TASK GOAL:
Return the full set of entries exactly. Omit none.

Items from an interface collection:
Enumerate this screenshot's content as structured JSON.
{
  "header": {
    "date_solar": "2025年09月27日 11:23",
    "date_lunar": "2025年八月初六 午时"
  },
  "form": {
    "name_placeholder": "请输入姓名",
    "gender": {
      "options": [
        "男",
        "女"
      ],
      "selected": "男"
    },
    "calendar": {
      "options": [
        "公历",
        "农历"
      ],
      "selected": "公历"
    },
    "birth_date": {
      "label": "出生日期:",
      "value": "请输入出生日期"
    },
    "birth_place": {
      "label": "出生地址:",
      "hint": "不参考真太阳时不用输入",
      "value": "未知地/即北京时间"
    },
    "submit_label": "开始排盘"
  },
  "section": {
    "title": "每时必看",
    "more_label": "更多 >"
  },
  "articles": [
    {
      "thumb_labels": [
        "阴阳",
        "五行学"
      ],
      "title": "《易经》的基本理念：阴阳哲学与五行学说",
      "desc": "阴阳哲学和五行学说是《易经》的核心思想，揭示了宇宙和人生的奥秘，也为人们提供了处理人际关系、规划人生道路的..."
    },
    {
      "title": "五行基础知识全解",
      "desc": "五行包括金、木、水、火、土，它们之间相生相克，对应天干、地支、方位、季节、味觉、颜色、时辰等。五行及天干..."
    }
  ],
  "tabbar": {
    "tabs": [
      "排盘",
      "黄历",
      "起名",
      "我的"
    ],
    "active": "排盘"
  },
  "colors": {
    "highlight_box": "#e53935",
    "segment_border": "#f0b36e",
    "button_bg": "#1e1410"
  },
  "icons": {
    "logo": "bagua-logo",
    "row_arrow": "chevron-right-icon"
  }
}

RESPONSE:
Enumerate this screenshot's content as structured JSON.
{
  "header": {
    "date_solar": "2025年09月27日 11:23",
    "date_lunar": "2025年八月初六 午时"
  },
  "form": {
    "name_placeholder": "请输入姓名",
    "gender": {
      "options": [
        "男",
        "女"
      ],
      "selected": "男"
    },
    "calendar": {
      "options": [
        "公历",
        "农历"
      ],
      "selected": "公历"
    },
    "birth_date": {
      "label": "出生日期:",
      "value": "请输入出生日期"
    },
    "birth_place": {
      "label": "出生地址:",
      "hint": "不参考真太阳时不用输入",
      "value": "未知地/即北京时间"
    },
    "submit_label": "开始排盘"
  },
  "section": {
    "title": "每时必看",
    "more_label": "更多 >"
  },
  "articles": [
    {
      "thumb_labels": [
        "阴阳",
        "五行学"
      ],
      "title": "《易经》的基本理念：阴阳哲学与五行学说",
      "desc": "阴阳哲学和五行学说是《易经》的核心思想，揭示了宇宙和人生的奥秘，也为人们提供了处理人际关系、规划人生道路的..."
    },
    {
      "title": "五行基础知识全解",
      "desc": "五行包括金、木、水、火、土，它们之间相生相克，对应天干、地支、方位、季节、味觉、颜色、时辰等。五行及天干..."
    }
  ],
  "tabbar": {
    "tabs": [
      "排盘",
      "黄历",
      "起名",
      "我的"
    ],
    "active": "排盘"
  },
  "colors": {
    "highlight_box": "#e53935",
    "segment_border": "#f0b36e",
    "button_bg": "#1e1410"
  },
  "icons": {
    "logo": "bagua-logo",
    "row_arrow": "chevron-right-icon"
  }
}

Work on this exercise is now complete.